Those who would attempt to circumvent the entry fee by arriving at Gary International Airport or down in St. Louis would have to pass through a special Illinois booth. Others who would come from the east via the Skyway wouldn't be exempt either, or from the west across the bridges that span the Mississippi.

If you just charged an entry fee to the international arrivals at O'Hare and Midway last year, we might have been able to swerve around the current budget collision course.

There were 11 million international arriving passengers at both airports in 2009, according to the Chicago Department of Aviation. At a per-head Illinois tax of $200, the state would have reaped a cool $2,200,000,000.

That is $2.2 billion. Not a bad start. Toss in the other airports, the Skyway and the bridges and we could be back on track.
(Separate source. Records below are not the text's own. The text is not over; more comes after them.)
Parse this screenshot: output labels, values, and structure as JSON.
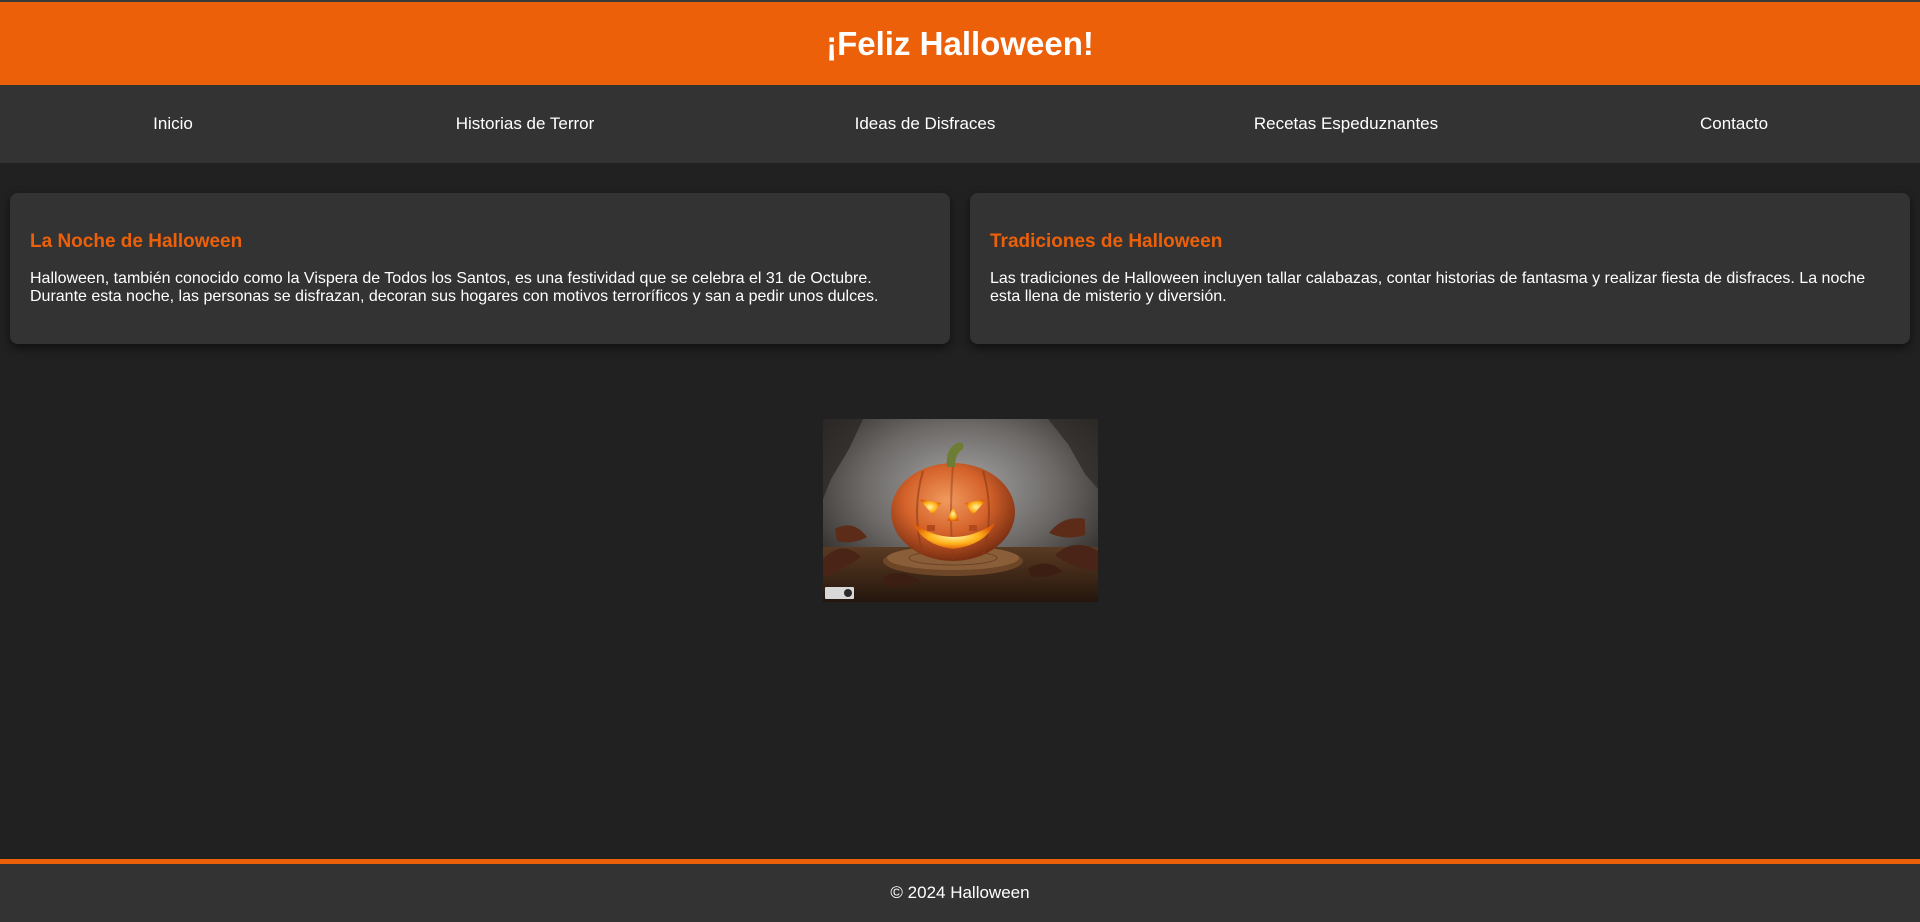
{
  "header": {
    "title": "¡Feliz Halloween!"
  },
  "nav": {
    "items": [
      {
        "label": "Inicio"
      },
      {
        "label": "Historias de Terror"
      },
      {
        "label": "Ideas de Disfraces"
      },
      {
        "label": "Recetas Espeduznantes"
      },
      {
        "label": "Contacto"
      }
    ]
  },
  "main": {
    "cards": [
      {
        "title": "La Noche de Halloween",
        "text": "Halloween, también conocido como la Vispera de Todos los Santos, es una festividad que se celebra el 31 de Octubre. Durante esta noche, las personas se disfrazan, decoran sus hogares con motivos terroríficos y san a pedir unos dulces."
      },
      {
        "title": "Tradiciones de Halloween",
        "text": "Las tradiciones de Halloween incluyen tallar calabazas, contar historias de fantasma y realizar fiesta de disfraces. La noche esta llena de misterio y diversión."
      }
    ],
    "image": {
      "subject": "jack-o-lantern-pumpkin"
    }
  },
  "footer": {
    "text": "© 2024 Halloween"
  },
  "colors": {
    "accent": "#ec6009",
    "background": "#212121",
    "panel": "#333333",
    "text": "#ffffff"
  }
}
If it works, we could then look at charging a fee to those coming in from Wisconsin and maybe Indiana.

Sure, there would be some grousing from our international guests. Some might even stay home. But if they can't afford to pony up the price of a Gibson's double cut lamb chop dinner and a few dirty martinis, do we really want them here anyway?

Of course we wouldn't want to call it a tax, or even an entry fee. As Americans, we are much more adept and clever in disguising taxes and fees.

We could call it the "Lincoln's Grandmother Fund."

Or the "Michael Jordan Perpetual Care Endowment."

But I prefer something less cumbersome and more in keeping with our worldwide reputation.

Besides, no tourist from Albania is going to argue about paying the "Capone Tax."

• Chuck Goudie, whose column appears each Monday, is the chief investigative reporter at ABC 7 News in Chicago. The views in this column are his own and not those of WLS-TV. He can be reached by e-mail at and followed at